What the task asks
In the listing that follows, count the lines that include "background", and answer with the total alone.

"""

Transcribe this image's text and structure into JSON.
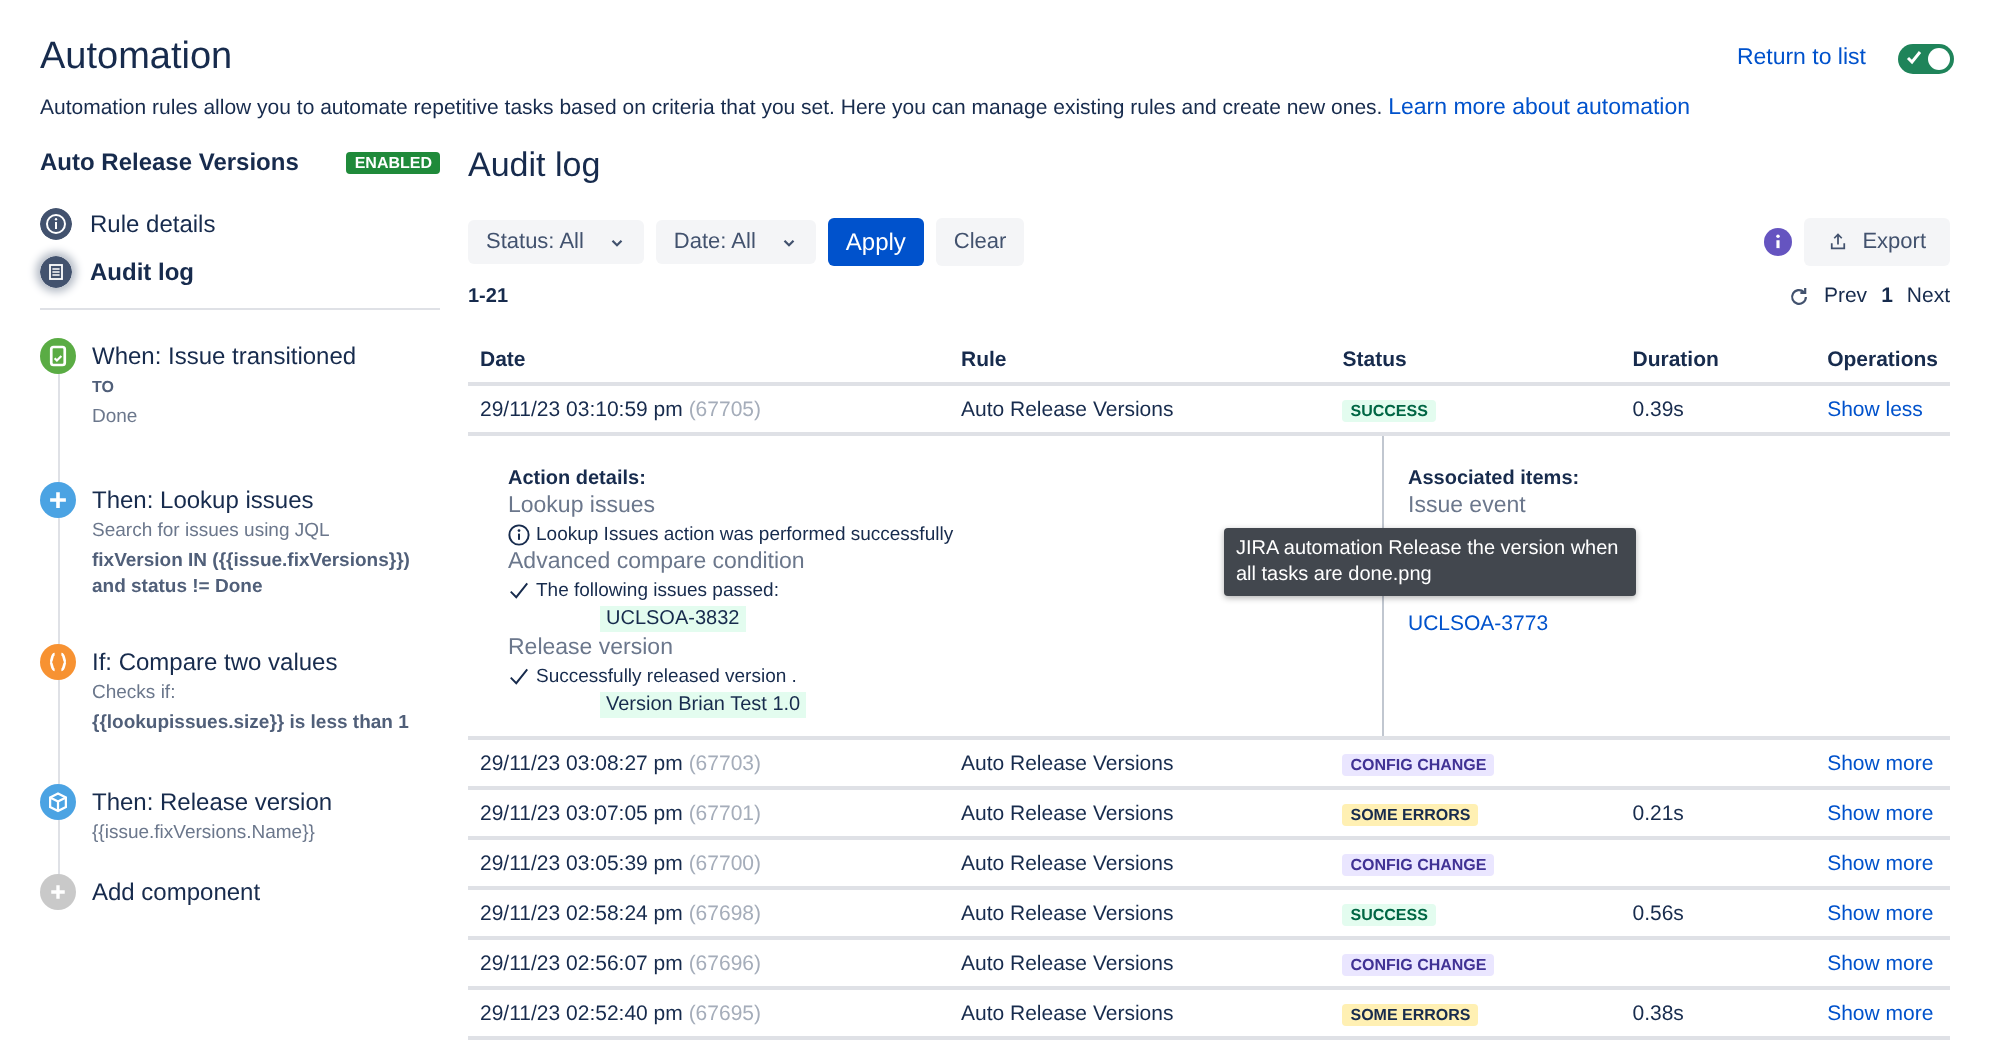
{
  "header": {
    "title": "Automation",
    "description": "Automation rules allow you to automate repetitive tasks based on criteria that you set. Here you can manage existing rules and create new ones.",
    "learn_more_link": "Learn more about automation",
    "return_link": "Return to list",
    "rule_toggle": {
      "on": true
    }
  },
  "sidebar": {
    "rule_name": "Auto Release Versions",
    "rule_badge": "ENABLED",
    "nav": [
      {
        "label": "Rule details",
        "kind": "info",
        "selected": false
      },
      {
        "label": "Audit log",
        "kind": "list",
        "selected": true
      }
    ],
    "steps": [
      {
        "kind": "trigger",
        "color": "#5aac44",
        "title": "When: Issue transitioned",
        "lines": [
          {
            "text": "TO",
            "bold": true,
            "small": true
          },
          {
            "text": "Done",
            "bold": false,
            "small": false
          }
        ]
      },
      {
        "kind": "action",
        "color": "#4ba3e3",
        "title": "Then: Lookup issues",
        "lines": [
          {
            "text": "Search for issues using JQL",
            "bold": false,
            "small": false
          },
          {
            "text": "fixVersion IN ({{issue.fixVersions}}) and status != Done",
            "bold": true,
            "small": false
          }
        ]
      },
      {
        "kind": "condition",
        "color": "#f79232",
        "title": "If: Compare two values",
        "lines": [
          {
            "text": "Checks if:",
            "bold": false,
            "small": false
          },
          {
            "text": "{{lookupissues.size}} is less than 1",
            "bold": true,
            "small": false
          }
        ]
      },
      {
        "kind": "release",
        "color": "#4ba3e3",
        "title": "Then: Release version",
        "lines": [
          {
            "text": "{{issue.fixVersions.Name}}",
            "bold": false,
            "small": false
          }
        ]
      },
      {
        "kind": "add",
        "color": "#c9c9c9",
        "title": "Add component"
      }
    ]
  },
  "audit": {
    "title": "Audit log",
    "filters": [
      {
        "label": "Status: All"
      },
      {
        "label": "Date: All"
      }
    ],
    "apply": "Apply",
    "clear": "Clear",
    "export": "Export",
    "range": "1-21",
    "pager": {
      "prev": "Prev",
      "page": "1",
      "next": "Next"
    },
    "columns": [
      "Date",
      "Rule",
      "Status",
      "Duration",
      "Operations"
    ],
    "rows": [
      {
        "date": "29/11/23 03:10:59 pm",
        "id": "(67705)",
        "rule": "Auto Release Versions",
        "status": "SUCCESS",
        "kind": "success",
        "duration": "0.39s",
        "operation": "Show less",
        "details": {
          "heading": "Action details:",
          "groups": [
            {
              "title": "Lookup issues",
              "kind": "info",
              "message": "Lookup Issues action was performed successfully"
            },
            {
              "title": "Advanced compare condition",
              "kind": "check",
              "message": "The following issues passed:",
              "chips": [
                "UCLSOA-3832"
              ]
            },
            {
              "title": "Release version",
              "kind": "check",
              "message": "Successfully released version .",
              "chips": [
                "Version Brian Test 1.0"
              ]
            }
          ],
          "associated": {
            "heading": "Associated items:",
            "label": "Issue event",
            "links": [
              "UCLSOA-3773"
            ]
          },
          "tooltip": "JIRA automation Release the version when all tasks are done.png"
        }
      },
      {
        "date": "29/11/23 03:08:27 pm",
        "id": "(67703)",
        "rule": "Auto Release Versions",
        "status": "CONFIG CHANGE",
        "kind": "config",
        "operation": "Show more"
      },
      {
        "date": "29/11/23 03:07:05 pm",
        "id": "(67701)",
        "rule": "Auto Release Versions",
        "status": "SOME ERRORS",
        "kind": "errors",
        "duration": "0.21s",
        "operation": "Show more"
      },
      {
        "date": "29/11/23 03:05:39 pm",
        "id": "(67700)",
        "rule": "Auto Release Versions",
        "status": "CONFIG CHANGE",
        "kind": "config",
        "operation": "Show more"
      },
      {
        "date": "29/11/23 02:58:24 pm",
        "id": "(67698)",
        "rule": "Auto Release Versions",
        "status": "SUCCESS",
        "kind": "success",
        "duration": "0.56s",
        "operation": "Show more"
      },
      {
        "date": "29/11/23 02:56:07 pm",
        "id": "(67696)",
        "rule": "Auto Release Versions",
        "status": "CONFIG CHANGE",
        "kind": "config",
        "operation": "Show more"
      },
      {
        "date": "29/11/23 02:52:40 pm",
        "id": "(67695)",
        "rule": "Auto Release Versions",
        "status": "SOME ERRORS",
        "kind": "errors",
        "duration": "0.38s",
        "operation": "Show more"
      }
    ]
  }
}
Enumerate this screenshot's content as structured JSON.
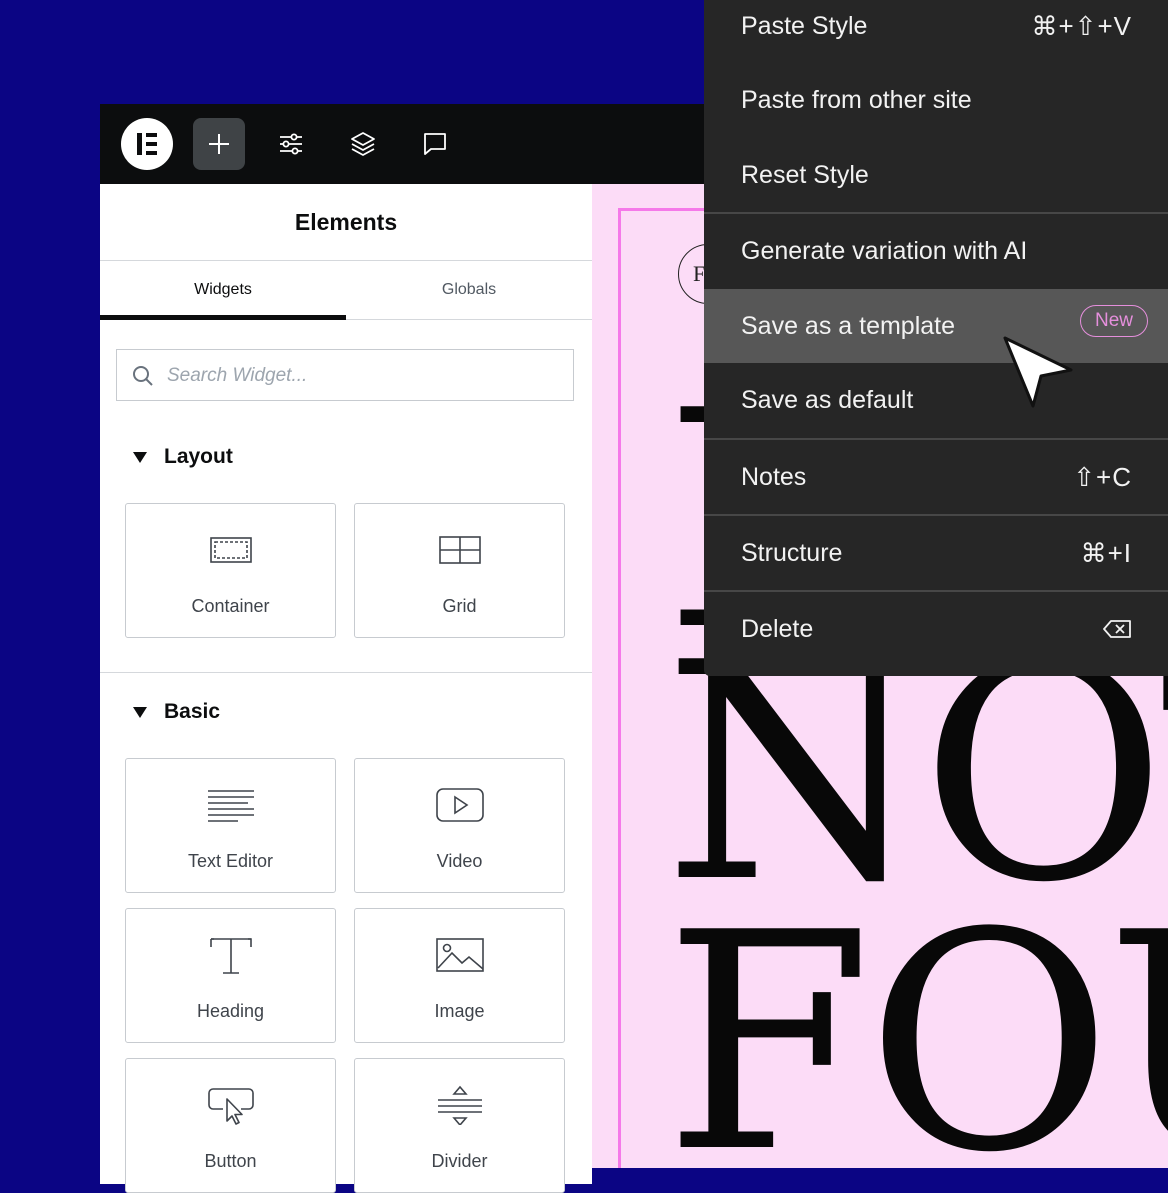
{
  "toolbar": {
    "logo": "elementor-logo",
    "buttons": [
      {
        "name": "add-element",
        "icon": "plus-icon",
        "active": true
      },
      {
        "name": "site-settings",
        "icon": "sliders-icon",
        "active": false
      },
      {
        "name": "structure",
        "icon": "layers-icon",
        "active": false
      },
      {
        "name": "notes",
        "icon": "comment-icon",
        "active": false
      }
    ]
  },
  "panel": {
    "title": "Elements",
    "tabs": [
      {
        "label": "Widgets",
        "active": true
      },
      {
        "label": "Globals",
        "active": false
      }
    ],
    "search": {
      "placeholder": "Search Widget..."
    },
    "sections": [
      {
        "title": "Layout",
        "widgets": [
          {
            "label": "Container",
            "icon": "container-icon"
          },
          {
            "label": "Grid",
            "icon": "grid-icon"
          }
        ]
      },
      {
        "title": "Basic",
        "widgets": [
          {
            "label": "Text Editor",
            "icon": "text-editor-icon"
          },
          {
            "label": "Video",
            "icon": "video-icon"
          },
          {
            "label": "Heading",
            "icon": "heading-icon"
          },
          {
            "label": "Image",
            "icon": "image-icon"
          },
          {
            "label": "Button",
            "icon": "button-icon"
          },
          {
            "label": "Divider",
            "icon": "divider-icon"
          }
        ]
      }
    ]
  },
  "canvas": {
    "badge_letter": "F",
    "lines": [
      "I",
      "NOT",
      "FOUND"
    ],
    "background": "#fcdcf7",
    "frame_color": "#f579e9"
  },
  "context_menu": {
    "items": [
      {
        "label": "Paste Style",
        "shortcut": "⌘+⇧+V"
      },
      {
        "label": "Paste from other site",
        "shortcut": ""
      },
      {
        "label": "Reset Style",
        "shortcut": ""
      },
      {
        "label": "Generate variation with AI",
        "shortcut": ""
      },
      {
        "label": "Save as a template",
        "shortcut": "",
        "badge": "New",
        "highlighted": true
      },
      {
        "label": "Save as default",
        "shortcut": ""
      },
      {
        "label": "Notes",
        "shortcut": "⇧+C"
      },
      {
        "label": "Structure",
        "shortcut": "⌘+I"
      },
      {
        "label": "Delete",
        "shortcut": "delete-key-icon"
      }
    ]
  },
  "colors": {
    "background": "#0b0584",
    "topbar": "#0c0d0e",
    "menu": "#262626",
    "menu_highlight": "#575757",
    "accent_pink": "#e58fdc"
  }
}
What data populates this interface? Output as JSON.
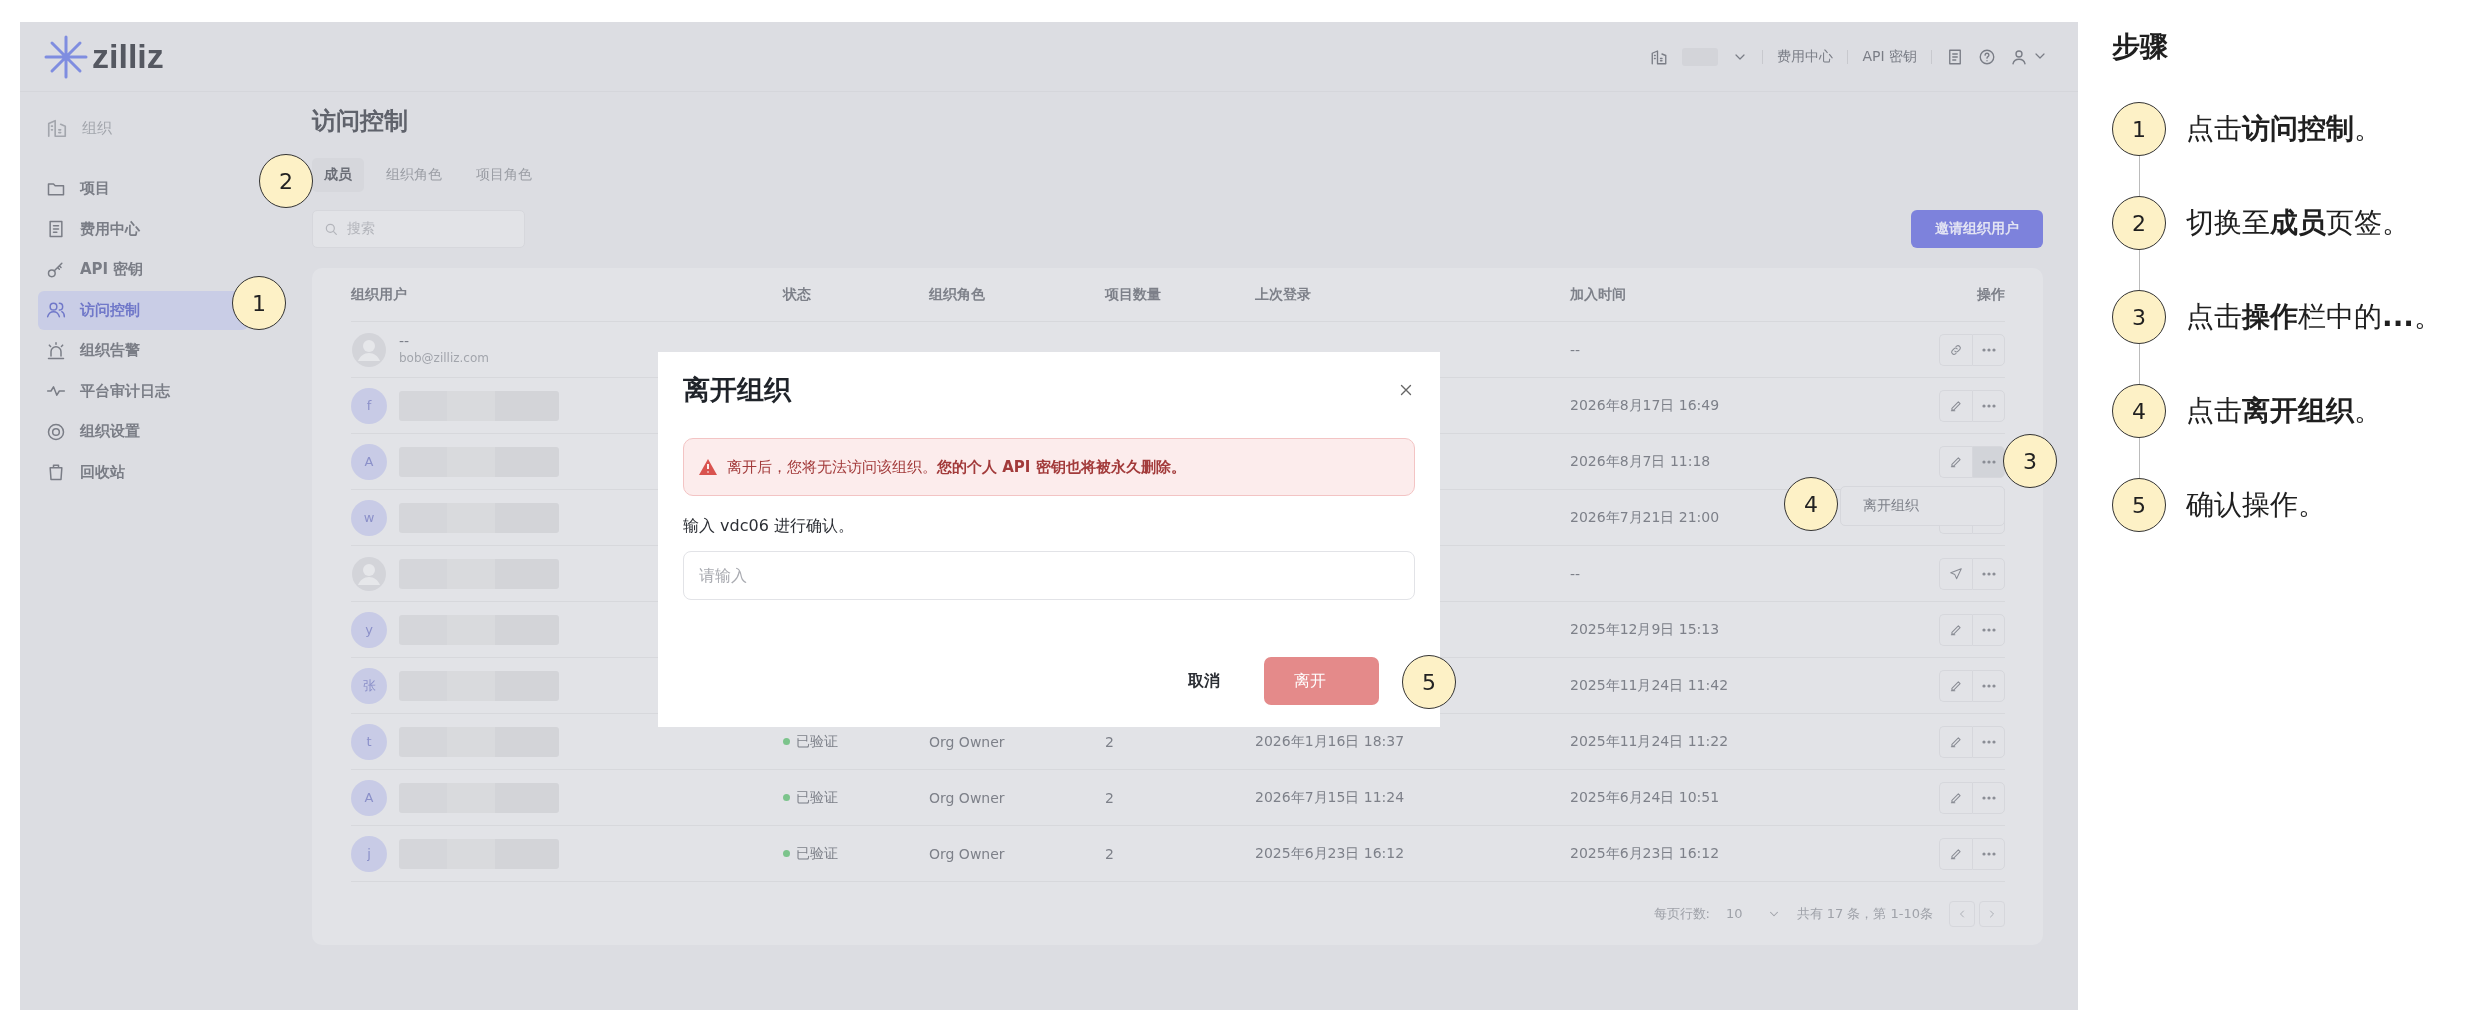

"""

Reply
2